To do:
Extract the lines that carry the string "this" from the listing.

Input data:

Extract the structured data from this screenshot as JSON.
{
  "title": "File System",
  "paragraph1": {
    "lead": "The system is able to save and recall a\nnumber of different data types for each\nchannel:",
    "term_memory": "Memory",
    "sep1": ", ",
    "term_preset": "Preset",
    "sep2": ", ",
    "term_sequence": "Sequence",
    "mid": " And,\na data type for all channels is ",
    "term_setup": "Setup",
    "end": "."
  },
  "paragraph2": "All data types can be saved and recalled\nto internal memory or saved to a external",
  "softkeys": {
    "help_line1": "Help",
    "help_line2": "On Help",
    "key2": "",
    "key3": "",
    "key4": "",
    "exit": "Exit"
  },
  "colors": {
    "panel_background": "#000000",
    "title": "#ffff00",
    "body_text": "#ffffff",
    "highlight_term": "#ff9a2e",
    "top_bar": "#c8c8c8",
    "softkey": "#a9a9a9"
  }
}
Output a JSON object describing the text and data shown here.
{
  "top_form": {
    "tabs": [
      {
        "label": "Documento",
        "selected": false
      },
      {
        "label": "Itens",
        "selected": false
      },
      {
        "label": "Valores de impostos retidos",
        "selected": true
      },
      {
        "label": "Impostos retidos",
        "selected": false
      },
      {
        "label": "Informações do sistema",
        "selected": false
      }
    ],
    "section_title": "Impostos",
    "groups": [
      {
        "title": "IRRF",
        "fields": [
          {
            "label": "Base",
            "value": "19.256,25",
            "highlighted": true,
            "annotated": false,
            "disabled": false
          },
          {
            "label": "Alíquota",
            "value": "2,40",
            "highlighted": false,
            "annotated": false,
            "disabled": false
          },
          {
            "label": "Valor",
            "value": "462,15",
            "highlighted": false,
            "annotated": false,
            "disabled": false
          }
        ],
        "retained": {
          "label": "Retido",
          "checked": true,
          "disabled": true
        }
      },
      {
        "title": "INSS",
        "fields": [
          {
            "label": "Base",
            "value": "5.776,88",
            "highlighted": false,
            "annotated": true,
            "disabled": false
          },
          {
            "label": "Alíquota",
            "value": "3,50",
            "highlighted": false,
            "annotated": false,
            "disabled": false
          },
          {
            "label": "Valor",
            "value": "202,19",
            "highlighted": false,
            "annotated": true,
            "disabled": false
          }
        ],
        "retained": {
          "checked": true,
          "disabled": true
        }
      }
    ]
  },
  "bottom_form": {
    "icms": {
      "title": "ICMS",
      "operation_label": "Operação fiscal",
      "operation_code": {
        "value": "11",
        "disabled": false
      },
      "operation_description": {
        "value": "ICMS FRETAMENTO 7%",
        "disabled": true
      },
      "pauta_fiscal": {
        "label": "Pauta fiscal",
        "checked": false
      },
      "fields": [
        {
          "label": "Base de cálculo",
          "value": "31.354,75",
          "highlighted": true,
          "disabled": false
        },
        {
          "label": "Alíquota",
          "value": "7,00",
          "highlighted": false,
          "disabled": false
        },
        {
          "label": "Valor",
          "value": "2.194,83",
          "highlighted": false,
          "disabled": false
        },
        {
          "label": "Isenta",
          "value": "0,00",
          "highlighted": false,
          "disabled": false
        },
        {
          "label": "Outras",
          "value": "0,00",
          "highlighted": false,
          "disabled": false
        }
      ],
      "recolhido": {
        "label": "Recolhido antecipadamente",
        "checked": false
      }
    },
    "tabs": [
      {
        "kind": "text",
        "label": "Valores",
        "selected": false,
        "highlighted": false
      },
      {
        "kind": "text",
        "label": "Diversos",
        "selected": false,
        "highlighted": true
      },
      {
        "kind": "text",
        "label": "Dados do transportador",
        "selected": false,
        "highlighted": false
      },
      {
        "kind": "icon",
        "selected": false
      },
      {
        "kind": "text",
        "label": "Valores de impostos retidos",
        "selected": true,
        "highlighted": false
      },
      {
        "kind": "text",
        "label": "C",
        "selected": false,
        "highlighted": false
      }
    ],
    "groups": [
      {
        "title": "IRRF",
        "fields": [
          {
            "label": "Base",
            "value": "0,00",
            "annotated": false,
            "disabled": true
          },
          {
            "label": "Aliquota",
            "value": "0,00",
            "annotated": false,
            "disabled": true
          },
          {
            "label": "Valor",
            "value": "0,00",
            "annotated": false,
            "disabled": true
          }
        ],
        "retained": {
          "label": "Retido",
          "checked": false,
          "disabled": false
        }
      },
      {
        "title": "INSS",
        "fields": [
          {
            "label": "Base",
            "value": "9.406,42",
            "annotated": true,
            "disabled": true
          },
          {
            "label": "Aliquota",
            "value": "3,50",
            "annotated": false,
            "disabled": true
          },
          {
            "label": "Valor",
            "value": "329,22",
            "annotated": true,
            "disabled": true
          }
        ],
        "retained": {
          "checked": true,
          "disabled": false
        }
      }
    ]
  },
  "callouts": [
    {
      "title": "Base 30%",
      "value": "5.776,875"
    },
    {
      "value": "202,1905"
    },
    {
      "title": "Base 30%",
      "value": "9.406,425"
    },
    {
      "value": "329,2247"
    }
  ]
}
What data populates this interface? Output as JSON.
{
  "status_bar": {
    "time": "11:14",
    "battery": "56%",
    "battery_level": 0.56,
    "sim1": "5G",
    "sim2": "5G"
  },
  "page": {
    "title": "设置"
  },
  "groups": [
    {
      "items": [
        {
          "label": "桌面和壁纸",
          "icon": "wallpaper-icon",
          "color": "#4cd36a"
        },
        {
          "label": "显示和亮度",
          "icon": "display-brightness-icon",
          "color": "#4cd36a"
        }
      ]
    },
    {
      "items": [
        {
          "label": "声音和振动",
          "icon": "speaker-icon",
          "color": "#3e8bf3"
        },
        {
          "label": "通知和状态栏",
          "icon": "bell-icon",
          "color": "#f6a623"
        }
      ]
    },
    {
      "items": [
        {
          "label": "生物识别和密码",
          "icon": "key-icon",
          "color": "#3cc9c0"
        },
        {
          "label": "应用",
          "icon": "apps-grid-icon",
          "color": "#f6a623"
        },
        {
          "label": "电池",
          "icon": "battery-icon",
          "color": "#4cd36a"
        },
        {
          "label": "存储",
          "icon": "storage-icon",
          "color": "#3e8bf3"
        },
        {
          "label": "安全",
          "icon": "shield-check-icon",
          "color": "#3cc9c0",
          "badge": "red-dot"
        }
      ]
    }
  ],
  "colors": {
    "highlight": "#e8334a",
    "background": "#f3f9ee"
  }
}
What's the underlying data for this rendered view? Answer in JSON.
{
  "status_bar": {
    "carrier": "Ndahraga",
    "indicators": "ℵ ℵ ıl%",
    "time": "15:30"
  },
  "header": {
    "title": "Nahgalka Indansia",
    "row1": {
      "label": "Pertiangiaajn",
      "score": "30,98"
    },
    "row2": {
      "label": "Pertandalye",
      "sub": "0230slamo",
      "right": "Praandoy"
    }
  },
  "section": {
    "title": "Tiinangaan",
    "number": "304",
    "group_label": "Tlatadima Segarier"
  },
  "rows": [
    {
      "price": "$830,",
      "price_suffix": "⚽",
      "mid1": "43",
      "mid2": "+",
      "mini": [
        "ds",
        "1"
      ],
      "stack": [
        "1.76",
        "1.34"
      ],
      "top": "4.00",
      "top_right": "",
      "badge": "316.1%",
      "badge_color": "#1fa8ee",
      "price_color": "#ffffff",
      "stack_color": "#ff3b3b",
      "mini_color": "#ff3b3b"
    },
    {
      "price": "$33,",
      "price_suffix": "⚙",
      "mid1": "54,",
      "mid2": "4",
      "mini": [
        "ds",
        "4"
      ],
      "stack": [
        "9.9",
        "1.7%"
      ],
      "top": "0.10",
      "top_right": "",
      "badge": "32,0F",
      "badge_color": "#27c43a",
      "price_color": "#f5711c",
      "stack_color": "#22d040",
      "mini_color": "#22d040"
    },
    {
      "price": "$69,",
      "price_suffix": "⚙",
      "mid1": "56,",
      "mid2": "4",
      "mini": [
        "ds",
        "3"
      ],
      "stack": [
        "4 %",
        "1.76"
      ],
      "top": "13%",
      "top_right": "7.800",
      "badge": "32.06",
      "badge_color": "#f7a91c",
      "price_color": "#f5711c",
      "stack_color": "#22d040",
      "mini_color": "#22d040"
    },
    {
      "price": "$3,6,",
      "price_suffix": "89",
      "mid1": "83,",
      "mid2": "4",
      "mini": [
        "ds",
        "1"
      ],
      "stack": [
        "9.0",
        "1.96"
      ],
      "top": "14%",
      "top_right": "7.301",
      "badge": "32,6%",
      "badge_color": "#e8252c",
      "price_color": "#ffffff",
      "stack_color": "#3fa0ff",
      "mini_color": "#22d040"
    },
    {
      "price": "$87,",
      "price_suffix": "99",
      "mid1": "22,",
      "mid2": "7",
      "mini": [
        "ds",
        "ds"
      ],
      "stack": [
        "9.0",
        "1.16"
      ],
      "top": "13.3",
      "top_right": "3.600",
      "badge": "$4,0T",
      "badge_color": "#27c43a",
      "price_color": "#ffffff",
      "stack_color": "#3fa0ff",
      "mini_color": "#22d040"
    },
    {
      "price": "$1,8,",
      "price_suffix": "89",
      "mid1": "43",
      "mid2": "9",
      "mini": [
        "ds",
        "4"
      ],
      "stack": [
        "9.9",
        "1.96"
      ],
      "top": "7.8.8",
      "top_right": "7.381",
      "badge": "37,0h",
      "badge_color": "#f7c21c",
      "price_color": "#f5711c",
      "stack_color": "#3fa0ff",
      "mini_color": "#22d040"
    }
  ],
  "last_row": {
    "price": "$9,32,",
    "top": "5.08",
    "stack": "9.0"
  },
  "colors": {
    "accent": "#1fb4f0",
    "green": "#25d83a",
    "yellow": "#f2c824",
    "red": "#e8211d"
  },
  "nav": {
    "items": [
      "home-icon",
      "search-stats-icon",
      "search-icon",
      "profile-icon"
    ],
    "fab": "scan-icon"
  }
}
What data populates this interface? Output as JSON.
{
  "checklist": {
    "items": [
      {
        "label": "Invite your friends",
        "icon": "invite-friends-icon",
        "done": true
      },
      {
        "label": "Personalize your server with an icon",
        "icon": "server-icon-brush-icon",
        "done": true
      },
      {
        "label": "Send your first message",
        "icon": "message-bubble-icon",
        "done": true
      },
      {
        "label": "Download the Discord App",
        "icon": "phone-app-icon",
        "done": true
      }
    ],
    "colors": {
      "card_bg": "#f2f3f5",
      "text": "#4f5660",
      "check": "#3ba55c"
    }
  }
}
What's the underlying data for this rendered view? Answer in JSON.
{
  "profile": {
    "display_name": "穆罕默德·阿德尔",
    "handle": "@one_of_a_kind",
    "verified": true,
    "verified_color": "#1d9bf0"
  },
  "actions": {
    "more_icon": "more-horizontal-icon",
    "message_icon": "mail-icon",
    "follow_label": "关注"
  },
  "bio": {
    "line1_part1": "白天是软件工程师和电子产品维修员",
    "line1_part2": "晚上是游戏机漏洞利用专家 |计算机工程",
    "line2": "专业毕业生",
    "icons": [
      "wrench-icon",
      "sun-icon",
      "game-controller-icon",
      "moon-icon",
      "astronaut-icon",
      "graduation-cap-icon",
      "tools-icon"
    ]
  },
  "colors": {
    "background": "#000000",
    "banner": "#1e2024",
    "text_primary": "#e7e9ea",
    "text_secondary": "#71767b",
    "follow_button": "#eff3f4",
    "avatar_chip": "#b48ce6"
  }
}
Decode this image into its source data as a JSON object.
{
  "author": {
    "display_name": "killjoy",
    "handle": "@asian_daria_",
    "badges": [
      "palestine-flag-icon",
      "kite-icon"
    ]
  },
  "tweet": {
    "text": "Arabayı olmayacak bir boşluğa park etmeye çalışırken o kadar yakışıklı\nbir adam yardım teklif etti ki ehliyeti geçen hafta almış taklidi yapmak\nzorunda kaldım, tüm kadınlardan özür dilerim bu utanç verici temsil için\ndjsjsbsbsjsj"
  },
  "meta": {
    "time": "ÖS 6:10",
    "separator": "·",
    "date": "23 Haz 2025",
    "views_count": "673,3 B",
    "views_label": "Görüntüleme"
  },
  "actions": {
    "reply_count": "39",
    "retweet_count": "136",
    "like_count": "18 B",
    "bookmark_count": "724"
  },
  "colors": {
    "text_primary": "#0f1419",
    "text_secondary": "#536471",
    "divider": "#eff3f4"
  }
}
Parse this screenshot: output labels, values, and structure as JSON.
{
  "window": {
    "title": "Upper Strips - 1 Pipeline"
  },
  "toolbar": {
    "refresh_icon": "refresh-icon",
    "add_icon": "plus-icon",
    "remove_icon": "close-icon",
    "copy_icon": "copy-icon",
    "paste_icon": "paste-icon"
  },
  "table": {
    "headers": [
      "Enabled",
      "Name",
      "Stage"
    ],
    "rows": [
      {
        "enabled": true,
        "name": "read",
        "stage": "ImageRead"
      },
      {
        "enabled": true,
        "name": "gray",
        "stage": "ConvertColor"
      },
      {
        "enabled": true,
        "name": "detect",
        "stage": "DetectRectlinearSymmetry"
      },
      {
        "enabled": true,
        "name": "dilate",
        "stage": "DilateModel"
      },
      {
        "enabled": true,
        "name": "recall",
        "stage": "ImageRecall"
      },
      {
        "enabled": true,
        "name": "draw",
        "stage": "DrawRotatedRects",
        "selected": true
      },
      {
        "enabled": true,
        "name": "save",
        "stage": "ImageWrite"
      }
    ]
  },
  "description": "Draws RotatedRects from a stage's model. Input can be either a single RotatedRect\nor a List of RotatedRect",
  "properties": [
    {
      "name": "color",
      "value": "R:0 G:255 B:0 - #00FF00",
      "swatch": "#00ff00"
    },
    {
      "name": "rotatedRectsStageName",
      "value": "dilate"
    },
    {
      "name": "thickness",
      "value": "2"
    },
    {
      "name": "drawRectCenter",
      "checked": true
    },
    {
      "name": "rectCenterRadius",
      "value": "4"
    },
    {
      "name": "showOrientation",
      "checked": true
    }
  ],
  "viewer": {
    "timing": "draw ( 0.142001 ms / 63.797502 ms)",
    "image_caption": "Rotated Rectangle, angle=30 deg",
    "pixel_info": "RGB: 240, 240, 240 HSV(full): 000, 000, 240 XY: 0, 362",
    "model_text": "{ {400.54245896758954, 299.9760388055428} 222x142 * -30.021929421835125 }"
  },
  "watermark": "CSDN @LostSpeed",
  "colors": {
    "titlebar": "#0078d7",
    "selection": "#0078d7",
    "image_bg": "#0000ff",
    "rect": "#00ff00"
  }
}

Task solution:
Extract the structured data from this screenshot as JSON.
What data populates this interface? Output as JSON.
What's the underlying data for this rendered view? Answer in JSON.
What data populates this interface? Output as JSON.
What's the underlying data for this rendered view? Answer in JSON.
Decode this image into its source data as a JSON object.
Parse this screenshot: output labels, values, and structure as JSON.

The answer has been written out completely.